Gerbert of Aurillac (†1003 ce.):

The most important scholar of his time and teacher of the young Otto III had accompanied the emperor to Rome and had been appointed by the emperor as Archbishop of Ravenna. As Pope Silvester II, after the sudden death of his predecessor, the 28-year-old Gregory V, he led the Roman Church into a new millennium of the Alexander era, after which Christianity and Jews counted the years [al Biruni].

Already in 1241Alx|930ce Aaron Ben Ascher had published the Masoretic Tanach, which had been worked out under consideration of astronomy.
The adaptation of the Christian traditions to the common standard of astronomers was therefore overdue:

Silvester ii

As the chronicle of Edessa reported, Christ was born in the 307th year of the Seleucid era.
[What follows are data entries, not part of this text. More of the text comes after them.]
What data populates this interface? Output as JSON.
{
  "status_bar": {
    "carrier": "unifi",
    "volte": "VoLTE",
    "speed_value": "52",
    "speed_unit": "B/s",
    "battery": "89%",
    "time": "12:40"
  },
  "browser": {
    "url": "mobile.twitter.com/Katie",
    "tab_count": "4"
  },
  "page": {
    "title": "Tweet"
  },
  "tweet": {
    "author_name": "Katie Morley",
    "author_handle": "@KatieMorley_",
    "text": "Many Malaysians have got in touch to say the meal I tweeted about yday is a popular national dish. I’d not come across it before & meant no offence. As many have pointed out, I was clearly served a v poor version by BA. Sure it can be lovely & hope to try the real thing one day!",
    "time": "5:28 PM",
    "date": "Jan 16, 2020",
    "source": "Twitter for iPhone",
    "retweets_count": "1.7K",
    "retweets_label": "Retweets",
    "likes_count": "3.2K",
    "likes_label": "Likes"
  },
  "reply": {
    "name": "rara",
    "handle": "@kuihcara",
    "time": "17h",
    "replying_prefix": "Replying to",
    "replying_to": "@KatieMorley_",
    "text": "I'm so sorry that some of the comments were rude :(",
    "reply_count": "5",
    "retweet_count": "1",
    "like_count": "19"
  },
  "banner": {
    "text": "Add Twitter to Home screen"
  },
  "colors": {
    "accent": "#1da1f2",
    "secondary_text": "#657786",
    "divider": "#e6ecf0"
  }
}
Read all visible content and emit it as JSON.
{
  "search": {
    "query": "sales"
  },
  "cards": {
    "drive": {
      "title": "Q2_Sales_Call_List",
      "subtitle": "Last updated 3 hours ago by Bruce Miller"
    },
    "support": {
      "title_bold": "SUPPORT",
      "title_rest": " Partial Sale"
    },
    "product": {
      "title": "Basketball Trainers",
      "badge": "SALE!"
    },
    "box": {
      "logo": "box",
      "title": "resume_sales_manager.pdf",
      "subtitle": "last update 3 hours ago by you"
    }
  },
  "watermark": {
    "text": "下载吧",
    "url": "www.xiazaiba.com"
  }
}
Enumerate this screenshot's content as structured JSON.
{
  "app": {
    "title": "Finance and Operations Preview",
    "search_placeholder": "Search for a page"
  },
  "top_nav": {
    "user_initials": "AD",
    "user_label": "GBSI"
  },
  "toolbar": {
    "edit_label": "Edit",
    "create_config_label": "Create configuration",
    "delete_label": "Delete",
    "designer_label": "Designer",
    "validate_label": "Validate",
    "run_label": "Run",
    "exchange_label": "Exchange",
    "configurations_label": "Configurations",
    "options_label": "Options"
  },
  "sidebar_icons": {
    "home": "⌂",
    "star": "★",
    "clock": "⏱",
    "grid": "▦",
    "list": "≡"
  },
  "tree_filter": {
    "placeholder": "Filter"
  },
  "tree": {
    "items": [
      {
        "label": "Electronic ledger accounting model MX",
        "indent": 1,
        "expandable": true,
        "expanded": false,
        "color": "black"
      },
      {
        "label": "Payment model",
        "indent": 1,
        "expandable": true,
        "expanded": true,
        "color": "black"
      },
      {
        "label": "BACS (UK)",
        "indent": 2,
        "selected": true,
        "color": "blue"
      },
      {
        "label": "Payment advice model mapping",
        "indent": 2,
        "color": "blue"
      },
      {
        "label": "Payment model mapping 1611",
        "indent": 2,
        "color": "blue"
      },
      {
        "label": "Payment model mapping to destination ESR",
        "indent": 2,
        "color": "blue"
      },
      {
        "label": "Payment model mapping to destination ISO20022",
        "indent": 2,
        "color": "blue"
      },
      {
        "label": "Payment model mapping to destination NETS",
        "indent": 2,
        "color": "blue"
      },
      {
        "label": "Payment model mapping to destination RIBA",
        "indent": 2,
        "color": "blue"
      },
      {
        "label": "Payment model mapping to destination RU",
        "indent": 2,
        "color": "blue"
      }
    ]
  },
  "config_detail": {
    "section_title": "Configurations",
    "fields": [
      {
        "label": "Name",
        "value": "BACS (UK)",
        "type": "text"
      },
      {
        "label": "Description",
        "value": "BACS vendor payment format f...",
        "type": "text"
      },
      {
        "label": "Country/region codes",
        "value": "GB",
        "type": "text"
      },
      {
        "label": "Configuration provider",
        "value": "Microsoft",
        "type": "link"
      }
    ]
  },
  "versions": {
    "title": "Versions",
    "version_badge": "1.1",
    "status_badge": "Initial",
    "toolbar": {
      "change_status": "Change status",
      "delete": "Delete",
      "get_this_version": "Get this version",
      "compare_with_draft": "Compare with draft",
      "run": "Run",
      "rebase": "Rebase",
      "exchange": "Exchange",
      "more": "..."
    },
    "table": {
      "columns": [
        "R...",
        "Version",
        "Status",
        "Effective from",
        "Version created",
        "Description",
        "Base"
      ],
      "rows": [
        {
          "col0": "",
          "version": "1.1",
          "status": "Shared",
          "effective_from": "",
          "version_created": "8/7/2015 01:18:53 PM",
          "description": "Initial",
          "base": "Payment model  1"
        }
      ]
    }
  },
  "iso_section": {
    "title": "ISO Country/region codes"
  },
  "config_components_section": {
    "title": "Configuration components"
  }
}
Surprisingly, it turned out that the traditions apparently lacked a 'Great Year' [Hipparchos] of 304 years. Furthermore, the lunar cycles of Callippos and Hipparchos had apparently been exchanged. Since the Indiction (Roman tax year) counted from 1 to 15 without interruption since Augustus until the present, another 7 years were missing in the tradition: Apparently an evil ruler (Phocas) had fallen under the of Damnatio Memoriae. All this could easily be corrected with a few 'additions' to the surviving texts.

When the Pope celebrated Holy Mass on Ascension Day 1003ce in the church of Santa Croce di Gerusalemme, near the former palace of the emperor's mother Helena, he collapsed. At last he gave order to dismember his 'cursed body' after his death and then bury it anonymously. Thus the rumour persisted that he had sold his soul to the devil before. But what could have that much shaken this pope? The Roman emperor's mother Helena was in fact the Greek-born daughter (†18.10.33 AD) of Marcus Vipsanius Agrippa.
She was the owner of the palace and S. Croce was her chapel. However, she was the mother of Caligula and not of Constantine the Great.

NB: Agrippina the Elder died on 18.10.33 AD, Helena died on 18.8.330 CE. If the 61 missing leap days of the calendar before -44 AD (253 ce) are considered, then both would have died on the same day!

The Pope's mass had put the Christian mother of Constantine on a par with the pagan empress who had lived three centuries earlier! Too late, Gerbert had realized that there was no longer any prospect of finding verifiable proof of the Savior's existence and thus for the truth of his teaching.

From his predecessor Gregory V, Pope Silvester II had taken over the imperial commission to 'purge the centuries'. With some pressure on the dioceses he had finally achieved this. The turn of the millennium, celebrated by the Pope as a secular year, provided contemporaries with the obvious reference for counting the years. Until then, the year of Jesus' birth had only been a time marker in antiquity, whose year was determined by the Greek's count, various worldly figures or the Roman cycles of indications.

In England there had apparently been some resistance to the specifications from Rome and the "unexpected outbreak of indignation and a state of affairs threatening danger" (Vita Bonifatii):

On 15 October 705 the Anglo-Saxon political institution of the Witenagemots (Council of Wise Men) met in Brentford near London to discuss the "propagandistic commitment to Rome-oriented church habits" promoted by Bishop Aldhelm.
    (Theologische Realenzyklopädie, volume VII, p. 69).

With the Continuatio Bedae the historiography ends there in 766 AD for three centuries up to the Norman conquest in 1066 CE.

"Eadmer v. Canterbury († 1124) omits [in his Historia Novorum in Anglia] a total of 223 years after Beda, which he thought were not worth mentioning and during this interval history therefore limps without the support of written history".   William of Malmsbury

[Another 118 years (616-734 AD) were taken over from Bede, which doubles 44 years (913-957 CE) - overall 297 years are missing].

Hock, C.F., (1837): Gerbert oder Papst Silvester II und sein Jahrhundert, Wien
Laszlo Renate (2006): Rätselhafte Zeitsprünge in England, Zeitensprünge 3/2006 S. 689.
Lausser, A. (1866): Gerbert – Étude historique sur le dixième siècle, Aurillac, Neuaufl.1966
Leo v. Vercelli (998) an Gregor V.: "Auf Befehl des Kaisers erschafft der Papst Jahrhunderte"
hek 1/2015